Data in this exercise>

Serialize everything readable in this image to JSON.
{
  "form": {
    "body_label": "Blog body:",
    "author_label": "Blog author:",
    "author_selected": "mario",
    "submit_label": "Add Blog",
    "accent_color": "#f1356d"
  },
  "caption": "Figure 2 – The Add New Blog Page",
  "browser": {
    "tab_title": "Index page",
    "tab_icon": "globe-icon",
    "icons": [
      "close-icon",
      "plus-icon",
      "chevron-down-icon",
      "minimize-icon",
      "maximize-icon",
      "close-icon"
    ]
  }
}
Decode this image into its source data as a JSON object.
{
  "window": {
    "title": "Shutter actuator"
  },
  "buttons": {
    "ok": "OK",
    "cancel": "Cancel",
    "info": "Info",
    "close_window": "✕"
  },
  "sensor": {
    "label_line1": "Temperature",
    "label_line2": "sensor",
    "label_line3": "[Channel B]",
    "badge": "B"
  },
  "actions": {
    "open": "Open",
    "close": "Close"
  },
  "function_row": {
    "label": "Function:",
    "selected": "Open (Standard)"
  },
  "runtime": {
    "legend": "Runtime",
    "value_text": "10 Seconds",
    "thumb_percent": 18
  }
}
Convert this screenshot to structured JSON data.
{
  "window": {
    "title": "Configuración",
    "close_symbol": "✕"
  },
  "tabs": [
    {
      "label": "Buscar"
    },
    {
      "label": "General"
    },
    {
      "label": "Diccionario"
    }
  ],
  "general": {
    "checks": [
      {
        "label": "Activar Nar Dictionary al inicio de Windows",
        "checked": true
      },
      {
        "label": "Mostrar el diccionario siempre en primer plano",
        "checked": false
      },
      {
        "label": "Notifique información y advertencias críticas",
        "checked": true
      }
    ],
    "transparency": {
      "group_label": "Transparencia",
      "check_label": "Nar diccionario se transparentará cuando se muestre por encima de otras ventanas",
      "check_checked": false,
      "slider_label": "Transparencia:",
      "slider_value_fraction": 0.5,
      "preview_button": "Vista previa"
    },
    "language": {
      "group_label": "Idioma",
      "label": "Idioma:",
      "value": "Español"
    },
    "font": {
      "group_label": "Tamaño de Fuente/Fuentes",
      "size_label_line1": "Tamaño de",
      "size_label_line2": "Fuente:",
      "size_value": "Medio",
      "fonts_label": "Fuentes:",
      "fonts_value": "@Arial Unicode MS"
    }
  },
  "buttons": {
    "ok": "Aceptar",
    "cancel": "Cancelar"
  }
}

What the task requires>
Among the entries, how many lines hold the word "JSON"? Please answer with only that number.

Solution for this problem>
3